The boat that inspired children's author Arthur Ransome to write what many consider to be his best story is celebrating her 90th birthday on the River Orwell.
The stories of Swallows and Amazons have captured the imagination of children since they were published in 1930s and feature the Nancy Blackett, that is still a feature on the Suffolk river today.
The 7th book in Ransome's Swallows and Amazons series is "We didn't mean to go to sea"
Thought by many to be his best work, it's a story very much centred around boat Nancy Blackett, or the Goblin as it's known to Ransome's readers.
Sue Coales, at the Nancy Blackett Trust said:
Ransome bought Nancy Blackett in 1935, naming her after one of his characters and she was at Pin Mill, near Ipswich, where the story begins.
Peter Willis, President of the Nancy Blackett Trust said:
There are lots of local references in the book that make it clear that Arthur Ransome knew this area very well and it was on board Nancy where he worked on his story.
Victoria Lampard’s report includes pupils from Framlingham college, who have been out enjoying their time on the boat.
Ransome only kept Nancy for three years and by the 1980s she was found deteriorating badly in Scarborough harbour.
By chance, her next owner Mike Rines lived in Suffolk and he brought her home to be restored.
In 1997 the boat was purchased by the newly formed Nancy Blackett Trust which now has hundreds of members all over the world.

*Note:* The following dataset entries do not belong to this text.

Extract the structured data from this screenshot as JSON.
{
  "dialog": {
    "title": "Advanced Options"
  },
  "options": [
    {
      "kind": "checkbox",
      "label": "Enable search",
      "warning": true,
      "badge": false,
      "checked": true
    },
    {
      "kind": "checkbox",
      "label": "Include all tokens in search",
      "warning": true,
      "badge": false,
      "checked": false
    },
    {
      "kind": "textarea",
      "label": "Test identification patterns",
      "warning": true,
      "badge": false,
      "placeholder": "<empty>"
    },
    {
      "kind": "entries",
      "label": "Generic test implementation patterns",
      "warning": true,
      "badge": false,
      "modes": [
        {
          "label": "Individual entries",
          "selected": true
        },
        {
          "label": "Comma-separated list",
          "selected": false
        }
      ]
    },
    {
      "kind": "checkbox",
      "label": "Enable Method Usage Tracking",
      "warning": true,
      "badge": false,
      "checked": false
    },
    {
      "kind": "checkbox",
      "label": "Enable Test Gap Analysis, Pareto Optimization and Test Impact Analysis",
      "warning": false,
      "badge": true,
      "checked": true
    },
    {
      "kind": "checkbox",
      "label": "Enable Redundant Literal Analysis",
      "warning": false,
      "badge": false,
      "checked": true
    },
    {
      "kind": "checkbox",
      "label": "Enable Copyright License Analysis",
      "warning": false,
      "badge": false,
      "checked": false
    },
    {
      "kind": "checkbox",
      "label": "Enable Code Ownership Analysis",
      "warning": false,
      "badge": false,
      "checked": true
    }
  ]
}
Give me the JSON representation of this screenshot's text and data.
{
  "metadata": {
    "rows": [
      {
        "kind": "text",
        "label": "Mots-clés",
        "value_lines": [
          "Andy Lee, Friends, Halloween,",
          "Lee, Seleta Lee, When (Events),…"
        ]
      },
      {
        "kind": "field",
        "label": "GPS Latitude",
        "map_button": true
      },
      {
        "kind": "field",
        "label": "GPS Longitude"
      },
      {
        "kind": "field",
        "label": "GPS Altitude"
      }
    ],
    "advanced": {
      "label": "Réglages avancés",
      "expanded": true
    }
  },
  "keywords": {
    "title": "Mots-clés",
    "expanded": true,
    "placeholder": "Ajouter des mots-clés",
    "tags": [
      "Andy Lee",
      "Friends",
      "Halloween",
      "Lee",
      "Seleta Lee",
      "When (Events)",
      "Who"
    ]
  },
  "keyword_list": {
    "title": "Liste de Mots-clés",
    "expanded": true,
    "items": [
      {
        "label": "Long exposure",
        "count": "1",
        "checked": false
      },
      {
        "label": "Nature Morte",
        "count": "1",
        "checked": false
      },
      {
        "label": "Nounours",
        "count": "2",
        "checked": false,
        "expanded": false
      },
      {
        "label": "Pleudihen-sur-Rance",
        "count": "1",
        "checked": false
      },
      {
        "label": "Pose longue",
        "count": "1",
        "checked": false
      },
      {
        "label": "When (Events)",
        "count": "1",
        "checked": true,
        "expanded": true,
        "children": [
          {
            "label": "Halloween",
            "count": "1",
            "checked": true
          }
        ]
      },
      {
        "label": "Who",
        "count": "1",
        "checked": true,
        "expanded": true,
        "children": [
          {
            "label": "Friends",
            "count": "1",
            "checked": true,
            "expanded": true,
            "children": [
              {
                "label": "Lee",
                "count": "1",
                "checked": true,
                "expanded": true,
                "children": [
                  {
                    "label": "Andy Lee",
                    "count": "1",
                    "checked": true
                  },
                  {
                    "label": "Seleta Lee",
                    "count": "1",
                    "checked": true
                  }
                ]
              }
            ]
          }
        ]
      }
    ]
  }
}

Even at the great age of 90, Nancy continues to grace the Orwell and the dedicated team of volunteers at the Trust will ensure many others get a glimpse into a world created by Arthur Ransome.